Maria Galvan accustomed generate about $25,000 annually. She couldn’t are eligible for wellbeing, but she nevertheless received complications achieving the fundamental goals.
“I would try to be employed just to getting inadequate and broke,” she stated. “It could be very depressing.”
Any time facts have worst, the only woman and Topeka resident took out a payday loan. That recommended borrowing a modest amount of funds at a high monthly interest rate, as payed off once she had gotten the woman further consult.
Many years eventually, Galvan determine herself strapped for cash once again. She was at debts, and garnishments comprise taking in up a huge portion of the money. She remembered just how smooth it has been in order to get that earlier finance: walking into the grocery store, being approached with an amiable laugh, acquiring money with no wisdom in what she might use they for.
So she went back to payday loans. Time and time again. It began to feel like a cycle she would never ever avoid.
“All you’re undertaking is definitely spending on fascination,” Galvan mentioned. “It’s an extremely unwell experience to get, specially when you’re already strapped for cash from the get go.”
Like a large number of various other Kansans, Galvan made use of pay day loans to cover the fundamental specifications, pay obligations and cover sudden expenditures. In 2018, there are 685,000 of those funding, worth $267 million, according to the workplace for the State Bank Commissioner.
But as the cash advance business claims it offers necessary loan to those who have difficulty getting hired in other places, other folks argue.
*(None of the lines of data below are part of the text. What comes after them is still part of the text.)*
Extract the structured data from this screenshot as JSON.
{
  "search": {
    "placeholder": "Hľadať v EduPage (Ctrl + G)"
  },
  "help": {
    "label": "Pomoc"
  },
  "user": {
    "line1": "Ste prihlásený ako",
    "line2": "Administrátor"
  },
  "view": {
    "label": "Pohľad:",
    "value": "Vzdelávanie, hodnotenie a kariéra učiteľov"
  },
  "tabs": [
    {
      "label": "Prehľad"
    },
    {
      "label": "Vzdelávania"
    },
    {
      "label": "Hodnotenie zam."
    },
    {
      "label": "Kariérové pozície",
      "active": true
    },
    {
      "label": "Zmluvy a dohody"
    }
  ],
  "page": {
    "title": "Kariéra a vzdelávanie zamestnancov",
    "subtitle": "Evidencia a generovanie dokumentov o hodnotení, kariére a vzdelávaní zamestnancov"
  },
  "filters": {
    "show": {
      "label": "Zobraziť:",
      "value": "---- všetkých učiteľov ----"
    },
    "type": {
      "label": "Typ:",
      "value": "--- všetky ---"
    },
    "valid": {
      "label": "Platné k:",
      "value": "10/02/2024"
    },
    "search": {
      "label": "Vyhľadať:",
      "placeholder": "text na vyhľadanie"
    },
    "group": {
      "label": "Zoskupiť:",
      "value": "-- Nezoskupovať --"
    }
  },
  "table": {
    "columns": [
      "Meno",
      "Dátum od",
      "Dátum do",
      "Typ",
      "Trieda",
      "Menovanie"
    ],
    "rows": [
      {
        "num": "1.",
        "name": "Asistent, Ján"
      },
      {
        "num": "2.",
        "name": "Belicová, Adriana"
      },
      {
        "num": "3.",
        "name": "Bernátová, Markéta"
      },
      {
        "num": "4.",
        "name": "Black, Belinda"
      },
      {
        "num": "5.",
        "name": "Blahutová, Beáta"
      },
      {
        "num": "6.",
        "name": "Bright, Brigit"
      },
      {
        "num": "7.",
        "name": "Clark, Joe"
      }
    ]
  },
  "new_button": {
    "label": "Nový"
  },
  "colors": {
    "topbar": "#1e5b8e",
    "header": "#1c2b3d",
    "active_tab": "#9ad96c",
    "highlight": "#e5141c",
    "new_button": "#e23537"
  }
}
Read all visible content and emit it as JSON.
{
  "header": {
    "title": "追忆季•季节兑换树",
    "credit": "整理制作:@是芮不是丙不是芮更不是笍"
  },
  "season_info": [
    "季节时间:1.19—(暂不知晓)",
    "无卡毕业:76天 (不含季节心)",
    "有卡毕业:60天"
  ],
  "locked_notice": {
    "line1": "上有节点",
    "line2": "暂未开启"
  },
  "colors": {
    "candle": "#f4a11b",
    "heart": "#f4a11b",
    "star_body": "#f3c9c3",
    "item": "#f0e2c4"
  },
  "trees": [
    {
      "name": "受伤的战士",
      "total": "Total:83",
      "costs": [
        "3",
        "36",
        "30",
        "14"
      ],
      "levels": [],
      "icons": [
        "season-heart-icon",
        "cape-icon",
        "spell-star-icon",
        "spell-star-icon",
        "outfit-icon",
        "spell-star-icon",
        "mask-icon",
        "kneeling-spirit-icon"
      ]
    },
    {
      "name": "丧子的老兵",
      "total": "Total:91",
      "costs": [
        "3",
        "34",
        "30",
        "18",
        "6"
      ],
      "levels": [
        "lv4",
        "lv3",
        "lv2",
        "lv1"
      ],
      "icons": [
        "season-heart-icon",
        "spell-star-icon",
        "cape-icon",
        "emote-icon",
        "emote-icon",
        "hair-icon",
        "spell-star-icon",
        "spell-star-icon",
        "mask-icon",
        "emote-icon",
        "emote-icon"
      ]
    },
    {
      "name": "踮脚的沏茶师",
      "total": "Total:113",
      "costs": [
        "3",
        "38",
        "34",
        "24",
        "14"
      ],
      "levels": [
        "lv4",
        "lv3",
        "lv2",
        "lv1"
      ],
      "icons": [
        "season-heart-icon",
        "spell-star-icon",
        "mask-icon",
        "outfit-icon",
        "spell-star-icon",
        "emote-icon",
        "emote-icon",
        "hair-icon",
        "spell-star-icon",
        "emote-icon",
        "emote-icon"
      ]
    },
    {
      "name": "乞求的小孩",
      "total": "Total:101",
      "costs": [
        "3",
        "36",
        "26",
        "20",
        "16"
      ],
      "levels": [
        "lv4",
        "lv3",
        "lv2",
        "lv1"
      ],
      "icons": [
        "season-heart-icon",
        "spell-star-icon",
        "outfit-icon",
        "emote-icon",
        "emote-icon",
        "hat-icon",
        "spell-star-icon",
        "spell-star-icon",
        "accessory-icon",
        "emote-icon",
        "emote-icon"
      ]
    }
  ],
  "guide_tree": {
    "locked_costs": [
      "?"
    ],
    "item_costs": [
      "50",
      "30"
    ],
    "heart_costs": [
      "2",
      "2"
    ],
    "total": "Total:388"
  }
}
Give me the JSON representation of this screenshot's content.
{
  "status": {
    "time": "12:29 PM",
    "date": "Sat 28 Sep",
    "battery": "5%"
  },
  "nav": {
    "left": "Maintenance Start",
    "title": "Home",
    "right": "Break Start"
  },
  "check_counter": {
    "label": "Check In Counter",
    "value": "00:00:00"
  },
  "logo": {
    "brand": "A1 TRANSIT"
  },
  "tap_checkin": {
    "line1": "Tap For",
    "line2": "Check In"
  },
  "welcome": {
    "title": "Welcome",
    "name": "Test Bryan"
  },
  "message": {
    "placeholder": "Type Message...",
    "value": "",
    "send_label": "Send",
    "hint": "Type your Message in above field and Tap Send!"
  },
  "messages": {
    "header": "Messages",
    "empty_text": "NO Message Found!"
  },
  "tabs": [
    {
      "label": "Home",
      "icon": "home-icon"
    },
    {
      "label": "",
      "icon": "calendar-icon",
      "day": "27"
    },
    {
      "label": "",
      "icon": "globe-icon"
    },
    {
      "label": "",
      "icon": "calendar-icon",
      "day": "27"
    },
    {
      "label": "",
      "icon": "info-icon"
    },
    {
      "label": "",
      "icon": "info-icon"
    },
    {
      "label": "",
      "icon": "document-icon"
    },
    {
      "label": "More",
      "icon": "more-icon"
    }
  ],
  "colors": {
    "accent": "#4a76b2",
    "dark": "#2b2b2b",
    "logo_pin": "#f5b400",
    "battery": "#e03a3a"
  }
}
A variety of nonprofits in Kansas debates the debts prey on men and women that can minimal afford triple-digit finance interest rates. Folks be caused by lower-income family members, need maxed completely their particular charge cards or dont be eligible for typical loans from banks. And others payday loans Colorado teams claim that not could Kansas does way more to regulate the money — it is dropped behind some other says who’ve used action.
Payday Loans Choices
Just the past year, Galvan at long last end paying back this lady money. She grabbed assistance from the Kansas mortgage share Project, a course operate by Catholic causes of Northeast Kansas.
Once Galvan put on and was approved to the application, an area lender agreed to repay about $1,300 that this tart due to payday lenders. Inturn, she took out that loan from your financial really worth very same level. The attention was just 7percent.
Once she’s down, Galvan explained, she’ll never turn back.
She doesn’t have got to. Creating transaction on that bank loan assisted construct them credit history until, for the first time, she could borrow money for a motorcar.
“That was a pretty huge success,” she mentioned, “to discover We have this want, and I can meet that need alone.”
Your panels possess paid off $245,000 in predatory mortgage financial obligation for longer than 200 households so far.
Claudette Humphrey goes original type of the solar panels for Roman Chatolic Charities of north Kansas in Salina. She claims them course has become able to assist about 200 men and women by paying down more than $212,000 with debt. However providesn’t had the opportunity to simply help everybody.
“The best reasons, still, we have to make customers away,” she stated, “is just because there is a restriction.”
Individuals only are eligible for the Kansas money share cast whether they have had lower than $2,500 in cash advance obligations and so the methods to payback the latest, low-interest financing from lender. This program doesn’t should add customers farther along for the ditch if he or she likewise have a problem with financial obligation off their resources, Humphrey explained.
“Sometimes, despite the fact that all of us remunerated that down, they will still be upside-down in so many various parts,” she said. “I wouldn’t wanna placed one more problem on anyone.”
Humphrey doesn’t think her application may just choice. In her opinion, it ought to be lawmakers’ responsibility to defend payday loan subscribers similar to the way the two shield all owners — through controlling pay day loans like old-fashioned loans from banks.
“What makes these lenders perhaps not held to this exact same normal?” she stated. “Why, after that, are payday and concept loan companies able to punish them at these an astronomical interest rate for not an effective threat?”
Catholic causes is one of the nonprofits pushing for stronger laws. The people in the coalition incorporate church buildings and society communities, mentioned Shanae’ Holman, an organizer with Topeka GET, the club that will be lead the drive.
“There are many other says who’ve executed directions that provide you how much earnings… just what amount of your own test can go to a transaction,” Holman claimed. “Those are forms of regulations we want to see,”
She need Kansas to require more funding point so customers aren’t hit with penalties whenever they can’t satisfy small fee due dates.